§ INSTRUCTIONS TO FOLLOW
Return, word for word, every entry in the listing below, but not its images.
-*-
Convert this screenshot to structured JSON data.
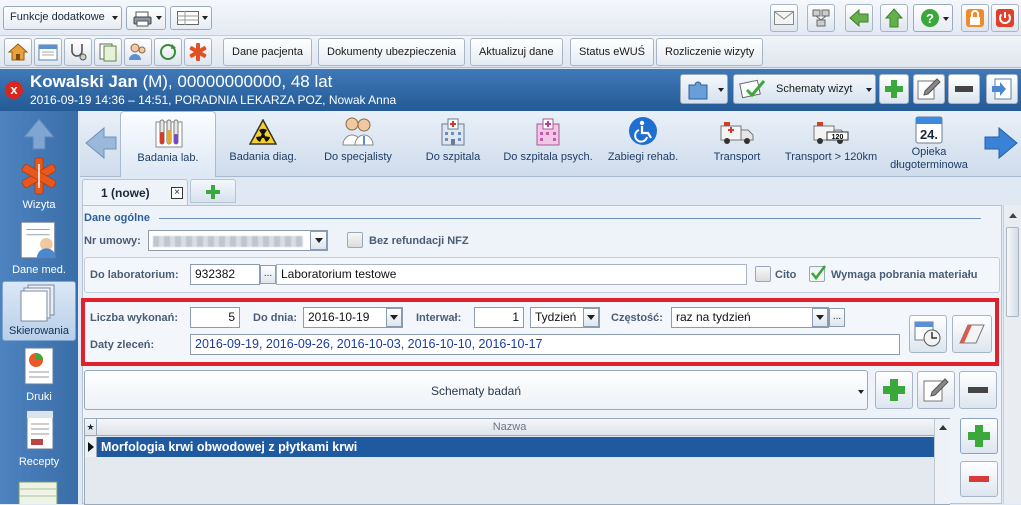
{
  "toolbar": {
    "funkcje": "Funkcje dodatkowe",
    "buttons": [
      "Dane pacjenta",
      "Dokumenty ubezpieczenia",
      "Aktualizuj dane",
      "Status eWUŚ",
      "Rozliczenie wizyty"
    ]
  },
  "patient": {
    "name": "Kowalski Jan",
    "details": " (M), 00000000000, 48 lat",
    "visit": "2016-09-19 14:36 – 14:51, PORADNIA LEKARZA POZ, Nowak Anna",
    "schematy": "Schematy wizyt"
  },
  "sidebar": {
    "items": [
      "Wizyta",
      "Dane med.",
      "Skierowania",
      "Druki",
      "Recepty"
    ]
  },
  "categories": [
    {
      "label": "Badania lab."
    },
    {
      "label": "Badania diag."
    },
    {
      "label": "Do specjalisty"
    },
    {
      "label": "Do szpitala"
    },
    {
      "label": "Do szpitala psych."
    },
    {
      "label": "Zabiegi rehab."
    },
    {
      "label": "Transport"
    },
    {
      "label": "Transport > 120km"
    },
    {
      "label": "Opieka",
      "label2": "długoterminowa"
    }
  ],
  "subtab": {
    "label": "1 (nowe)"
  },
  "form": {
    "section": "Dane ogólne",
    "nr_umowy_label": "Nr umowy:",
    "bez_refundacji": "Bez refundacji NFZ",
    "do_lab_label": "Do laboratorium:",
    "lab_code": "932382",
    "lab_name": "Laboratorium testowe",
    "cito": "Cito",
    "wymaga": "Wymaga pobrania materiału",
    "liczba_label": "Liczba wykonań:",
    "liczba": "5",
    "do_dnia_label": "Do dnia:",
    "do_dnia": "2016-10-19",
    "interwal_label": "Interwał:",
    "interwal": "1",
    "interwal_unit": "Tydzień",
    "czestosc_label": "Częstość:",
    "czestosc": "raz na tydzień",
    "daty_label": "Daty zleceń:",
    "daty": "2016-09-19, 2016-09-26, 2016-10-03, 2016-10-10, 2016-10-17",
    "ellipsis": "...",
    "schematy_badan": "Schematy badań"
  },
  "grid": {
    "header": "Nazwa",
    "rows": [
      "Morfologia krwi obwodowej z płytkami krwi"
    ]
  },
  "colors": {
    "header_blue": "#2e66a6",
    "highlight_red": "#e0202a",
    "row_selected": "#1f5aa0"
  }
}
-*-
§ RESPONSE BELOW
Convert this screenshot to structured JSON data.
{
  "toolbar": {
    "funkcje": "Funkcje dodatkowe",
    "buttons": [
      "Dane pacjenta",
      "Dokumenty ubezpieczenia",
      "Aktualizuj dane",
      "Status eWUŚ",
      "Rozliczenie wizyty"
    ]
  },
  "patient": {
    "name": "Kowalski Jan",
    "details": " (M), 00000000000, 48 lat",
    "visit": "2016-09-19 14:36 – 14:51, PORADNIA LEKARZA POZ, Nowak Anna",
    "schematy": "Schematy wizyt"
  },
  "sidebar": {
    "items": [
      "Wizyta",
      "Dane med.",
      "Skierowania",
      "Druki",
      "Recepty"
    ]
  },
  "categories": [
    {
      "label": "Badania lab."
    },
    {
      "label": "Badania diag."
    },
    {
      "label": "Do specjalisty"
    },
    {
      "label": "Do szpitala"
    },
    {
      "label": "Do szpitala psych."
    },
    {
      "label": "Zabiegi rehab."
    },
    {
      "label": "Transport"
    },
    {
      "label": "Transport > 120km"
    },
    {
      "label": "Opieka",
      "label2": "długoterminowa"
    }
  ],
  "subtab": {
    "label": "1 (nowe)"
  },
  "form": {
    "section": "Dane ogólne",
    "nr_umowy_label": "Nr umowy:",
    "bez_refundacji": "Bez refundacji NFZ",
    "do_lab_label": "Do laboratorium:",
    "lab_code": "932382",
    "lab_name": "Laboratorium testowe",
    "cito": "Cito",
    "wymaga": "Wymaga pobrania materiału",
    "liczba_label": "Liczba wykonań:",
    "liczba": "5",
    "do_dnia_label": "Do dnia:",
    "do_dnia": "2016-10-19",
    "interwal_label": "Interwał:",
    "interwal": "1",
    "interwal_unit": "Tydzień",
    "czestosc_label": "Częstość:",
    "czestosc": "raz na tydzień",
    "daty_label": "Daty zleceń:",
    "daty": "2016-09-19, 2016-09-26, 2016-10-03, 2016-10-10, 2016-10-17",
    "ellipsis": "...",
    "schematy_badan": "Schematy badań"
  },
  "grid": {
    "header": "Nazwa",
    "rows": [
      "Morfologia krwi obwodowej z płytkami krwi"
    ]
  },
  "colors": {
    "header_blue": "#2e66a6",
    "highlight_red": "#e0202a",
    "row_selected": "#1f5aa0"
  }
}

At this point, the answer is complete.